*Exercise details:* Using the records below, filter out every line that lacks "données" and copy the rest.

*Material provided:*
>>

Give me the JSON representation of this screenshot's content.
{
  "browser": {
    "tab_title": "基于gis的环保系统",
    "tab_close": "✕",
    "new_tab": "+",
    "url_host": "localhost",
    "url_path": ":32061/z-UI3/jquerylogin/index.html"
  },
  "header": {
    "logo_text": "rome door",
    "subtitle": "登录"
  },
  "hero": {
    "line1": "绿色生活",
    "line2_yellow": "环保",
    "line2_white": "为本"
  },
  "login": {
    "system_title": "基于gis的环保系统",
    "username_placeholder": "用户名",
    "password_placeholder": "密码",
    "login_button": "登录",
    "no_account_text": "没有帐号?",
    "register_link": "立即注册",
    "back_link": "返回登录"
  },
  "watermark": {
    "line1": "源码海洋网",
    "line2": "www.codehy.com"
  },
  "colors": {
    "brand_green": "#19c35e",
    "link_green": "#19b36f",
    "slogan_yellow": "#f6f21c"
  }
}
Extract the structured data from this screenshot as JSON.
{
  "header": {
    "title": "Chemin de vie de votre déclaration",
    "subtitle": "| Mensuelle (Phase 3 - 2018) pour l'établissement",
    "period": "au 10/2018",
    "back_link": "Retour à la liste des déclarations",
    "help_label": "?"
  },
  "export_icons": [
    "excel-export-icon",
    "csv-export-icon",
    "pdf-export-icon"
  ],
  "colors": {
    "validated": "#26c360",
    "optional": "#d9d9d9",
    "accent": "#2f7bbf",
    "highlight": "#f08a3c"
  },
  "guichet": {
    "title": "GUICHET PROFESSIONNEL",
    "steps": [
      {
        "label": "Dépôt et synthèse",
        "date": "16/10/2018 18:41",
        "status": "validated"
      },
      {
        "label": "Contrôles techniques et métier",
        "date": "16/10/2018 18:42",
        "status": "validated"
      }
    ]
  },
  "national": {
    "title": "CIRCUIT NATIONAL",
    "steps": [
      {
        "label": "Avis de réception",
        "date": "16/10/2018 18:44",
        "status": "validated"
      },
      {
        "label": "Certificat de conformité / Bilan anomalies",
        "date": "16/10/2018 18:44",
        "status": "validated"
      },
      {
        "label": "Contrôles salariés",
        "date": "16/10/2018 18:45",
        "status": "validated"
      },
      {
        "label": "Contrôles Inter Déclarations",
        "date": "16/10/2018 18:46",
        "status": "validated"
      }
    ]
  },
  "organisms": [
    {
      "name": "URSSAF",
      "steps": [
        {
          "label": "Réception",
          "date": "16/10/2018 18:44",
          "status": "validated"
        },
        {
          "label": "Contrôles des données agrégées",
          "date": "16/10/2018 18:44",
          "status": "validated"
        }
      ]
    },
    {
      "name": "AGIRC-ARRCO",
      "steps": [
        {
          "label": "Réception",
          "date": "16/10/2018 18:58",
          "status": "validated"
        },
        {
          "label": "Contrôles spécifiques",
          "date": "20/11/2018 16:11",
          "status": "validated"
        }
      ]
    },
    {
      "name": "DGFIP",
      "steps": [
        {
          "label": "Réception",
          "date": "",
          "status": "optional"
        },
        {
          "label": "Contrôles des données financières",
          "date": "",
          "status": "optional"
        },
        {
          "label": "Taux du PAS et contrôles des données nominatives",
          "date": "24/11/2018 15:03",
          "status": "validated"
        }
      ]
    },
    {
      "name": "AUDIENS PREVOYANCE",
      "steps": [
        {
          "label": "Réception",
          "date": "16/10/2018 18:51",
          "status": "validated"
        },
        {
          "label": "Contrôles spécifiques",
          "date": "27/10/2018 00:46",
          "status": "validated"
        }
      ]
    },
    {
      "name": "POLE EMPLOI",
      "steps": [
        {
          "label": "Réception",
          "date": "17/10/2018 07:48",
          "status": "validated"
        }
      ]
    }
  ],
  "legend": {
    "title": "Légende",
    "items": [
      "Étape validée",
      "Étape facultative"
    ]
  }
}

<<

*Expected answer:*
          "label": "Contrôles des données agrégées",
          "label": "Contrôles des données financières",
          "label": "Taux du PAS et contrôles des données nominatives",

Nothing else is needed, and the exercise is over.